TASK BRIEF:
Would you please restate the data exactly as it stands, apart from the pictures?

DATA TO EXAMINE:

********************

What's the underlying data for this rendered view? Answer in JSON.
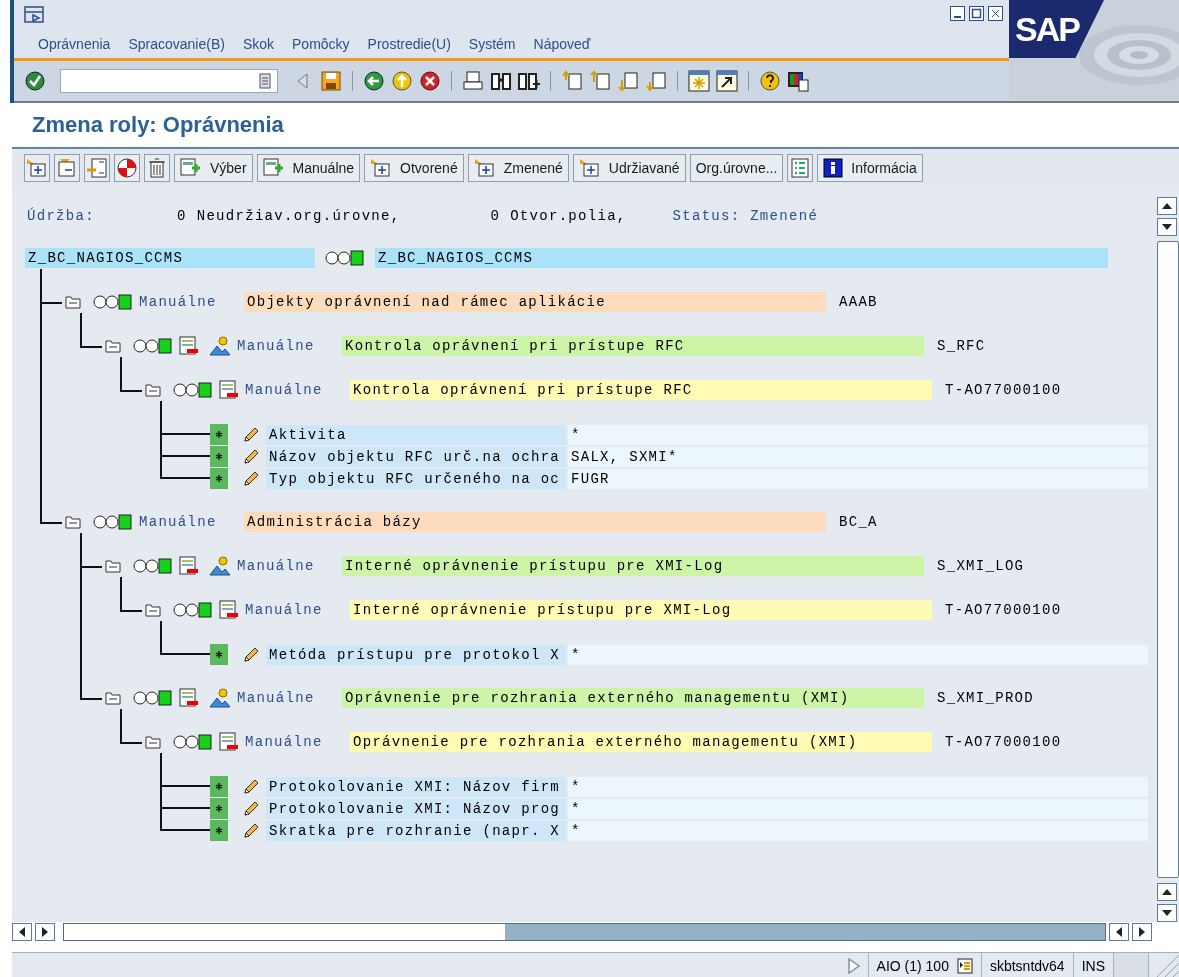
{
  "window": {
    "logo": "SAP"
  },
  "menu": [
    "Oprávnenia",
    "Spracovanie(B)",
    "Skok",
    "Pomôcky",
    "Prostredie(U)",
    "Systém",
    "Nápoveď"
  ],
  "title": "Zmena roly: Oprávnenia",
  "app_toolbar": [
    "Výber",
    "Manuálne",
    "Otvorené",
    "Zmenené",
    "Udržiavané",
    "Org.úrovne...",
    "Informácia"
  ],
  "summary": {
    "label": "Údržba:",
    "counts": [
      {
        "count": "0",
        "text": "Neudržiav.org.úrovne,"
      },
      {
        "count": "0",
        "text": "Otvor.polia,"
      }
    ],
    "status": "Status: Zmenené"
  },
  "role": {
    "name": "Z_BC_NAGIOS_CCMS",
    "title": "Z_BC_NAGIOS_CCMS",
    "children": [
      {
        "kind": "class",
        "expanded": true,
        "status": "Manuálne",
        "description": "Objekty oprávnení nad rámec aplikácie",
        "code": "AAAB",
        "children": [
          {
            "kind": "object",
            "expanded": true,
            "status": "Manuálne",
            "description": "Kontrola oprávnení pri prístupe RFC",
            "code": "S_RFC",
            "children": [
              {
                "kind": "authorization",
                "expanded": true,
                "status": "Manuálne",
                "description": "Kontrola oprávnení pri prístupe RFC",
                "code": "T-AO77000100",
                "fields": [
                  {
                    "label": "Aktivita",
                    "value": "*"
                  },
                  {
                    "label": "Názov objektu RFC urč.na ochra",
                    "value": "SALX, SXMI*"
                  },
                  {
                    "label": "Typ objektu RFC určeného na oc",
                    "value": "FUGR"
                  }
                ]
              }
            ]
          }
        ]
      },
      {
        "kind": "class",
        "expanded": true,
        "status": "Manuálne",
        "description": "Administrácia bázy",
        "code": "BC_A",
        "children": [
          {
            "kind": "object",
            "expanded": true,
            "status": "Manuálne",
            "description": "Interné oprávnenie prístupu pre XMI-Log",
            "code": "S_XMI_LOG",
            "children": [
              {
                "kind": "authorization",
                "expanded": true,
                "status": "Manuálne",
                "description": "Interné oprávnenie prístupu pre XMI-Log",
                "code": "T-AO77000100",
                "fields": [
                  {
                    "label": "Metóda prístupu pre protokol X",
                    "value": "*"
                  }
                ]
              }
            ]
          },
          {
            "kind": "object",
            "expanded": true,
            "status": "Manuálne",
            "description": "Oprávnenie pre rozhrania externého managementu (XMI)",
            "code": "S_XMI_PROD",
            "children": [
              {
                "kind": "authorization",
                "expanded": true,
                "status": "Manuálne",
                "description": "Oprávnenie pre rozhrania externého managementu (XMI)",
                "code": "T-AO77000100",
                "fields": [
                  {
                    "label": "Protokolovanie XMI: Názov firm",
                    "value": "*"
                  },
                  {
                    "label": "Protokolovanie XMI: Názov prog",
                    "value": "*"
                  },
                  {
                    "label": "Skratka pre rozhranie (napr. X",
                    "value": "*"
                  }
                ]
              }
            ]
          }
        ]
      }
    ]
  },
  "status_bar": {
    "session": "AIO (1) 100",
    "server": "skbtsntdv64",
    "mode": "INS"
  }
}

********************

ANSWER TO THIS TASK:
What's the underlying data for this rendered view? Answer in JSON.
{
  "window": {
    "logo": "SAP"
  },
  "menu": [
    "Oprávnenia",
    "Spracovanie(B)",
    "Skok",
    "Pomôcky",
    "Prostredie(U)",
    "Systém",
    "Nápoveď"
  ],
  "title": "Zmena roly: Oprávnenia",
  "app_toolbar": [
    "Výber",
    "Manuálne",
    "Otvorené",
    "Zmenené",
    "Udržiavané",
    "Org.úrovne...",
    "Informácia"
  ],
  "summary": {
    "label": "Údržba:",
    "counts": [
      {
        "count": "0",
        "text": "Neudržiav.org.úrovne,"
      },
      {
        "count": "0",
        "text": "Otvor.polia,"
      }
    ],
    "status": "Status: Zmenené"
  },
  "role": {
    "name": "Z_BC_NAGIOS_CCMS",
    "title": "Z_BC_NAGIOS_CCMS",
    "children": [
      {
        "kind": "class",
        "expanded": true,
        "status": "Manuálne",
        "description": "Objekty oprávnení nad rámec aplikácie",
        "code": "AAAB",
        "children": [
          {
            "kind": "object",
            "expanded": true,
            "status": "Manuálne",
            "description": "Kontrola oprávnení pri prístupe RFC",
            "code": "S_RFC",
            "children": [
              {
                "kind": "authorization",
                "expanded": true,
                "status": "Manuálne",
                "description": "Kontrola oprávnení pri prístupe RFC",
                "code": "T-AO77000100",
                "fields": [
                  {
                    "label": "Aktivita",
                    "value": "*"
                  },
                  {
                    "label": "Názov objektu RFC urč.na ochra",
                    "value": "SALX, SXMI*"
                  },
                  {
                    "label": "Typ objektu RFC určeného na oc",
                    "value": "FUGR"
                  }
                ]
              }
            ]
          }
        ]
      },
      {
        "kind": "class",
        "expanded": true,
        "status": "Manuálne",
        "description": "Administrácia bázy",
        "code": "BC_A",
        "children": [
          {
            "kind": "object",
            "expanded": true,
            "status": "Manuálne",
            "description": "Interné oprávnenie prístupu pre XMI-Log",
            "code": "S_XMI_LOG",
            "children": [
              {
                "kind": "authorization",
                "expanded": true,
                "status": "Manuálne",
                "description": "Interné oprávnenie prístupu pre XMI-Log",
                "code": "T-AO77000100",
                "fields": [
                  {
                    "label": "Metóda prístupu pre protokol X",
                    "value": "*"
                  }
                ]
              }
            ]
          },
          {
            "kind": "object",
            "expanded": true,
            "status": "Manuálne",
            "description": "Oprávnenie pre rozhrania externého managementu (XMI)",
            "code": "S_XMI_PROD",
            "children": [
              {
                "kind": "authorization",
                "expanded": true,
                "status": "Manuálne",
                "description": "Oprávnenie pre rozhrania externého managementu (XMI)",
                "code": "T-AO77000100",
                "fields": [
                  {
                    "label": "Protokolovanie XMI: Názov firm",
                    "value": "*"
                  },
                  {
                    "label": "Protokolovanie XMI: Názov prog",
                    "value": "*"
                  },
                  {
                    "label": "Skratka pre rozhranie (napr. X",
                    "value": "*"
                  }
                ]
              }
            ]
          }
        ]
      }
    ]
  },
  "status_bar": {
    "session": "AIO (1) 100",
    "server": "skbtsntdv64",
    "mode": "INS"
  }
}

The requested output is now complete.